First in an occasional series of definitions
A great deal of this business is about soil, and the wondrous many varieties thereof. To understand the differences, we shall have to dig a bit deeper (sorry) and take a look at some defining characteristics.
In general terms, the solid content of soil is a mixture of mineral particles and organic matter. (There will be air and water in there too, as anybody buying the stuff by weight will tell you.) For this post, let's look at the mineral contents.
The hard, inorganic stuff in soil consists of various kinds of rock, ground down by the action of weather and plant roots over the millennia. Obviously, the type of rock will have an impact on the speed with which the breakdown process progresses, as well as on the ultimate size of the resulting particles and their chemical composition. This is why soil and sand varies from location to location - if the exact specification of your soil is important, then you must look for an analysis of material from your specific source.
Mineral particles are defined by their size and are known as sand if bigger than 0.05mm (and if they are bigger than 2mm, then they are gravel and don't belong in soil at all). Particles smaller than sand but bigger than 0.002mm are called silt, whereas even smaller particles are clay. You can easily feel the difference by touch - clay compacts if you squeeze it, silt feels silky and smooth, while sand feels gritty. The mix of sand,silt and clay will determine how well the soil drains - or retains moisture, depending on how you look at it. The bigger the particles, the more free-draining.
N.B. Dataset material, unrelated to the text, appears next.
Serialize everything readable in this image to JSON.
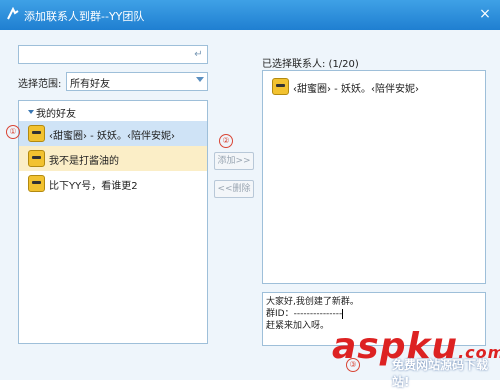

In the next post in this series, we'll take a look at the organic content of soil.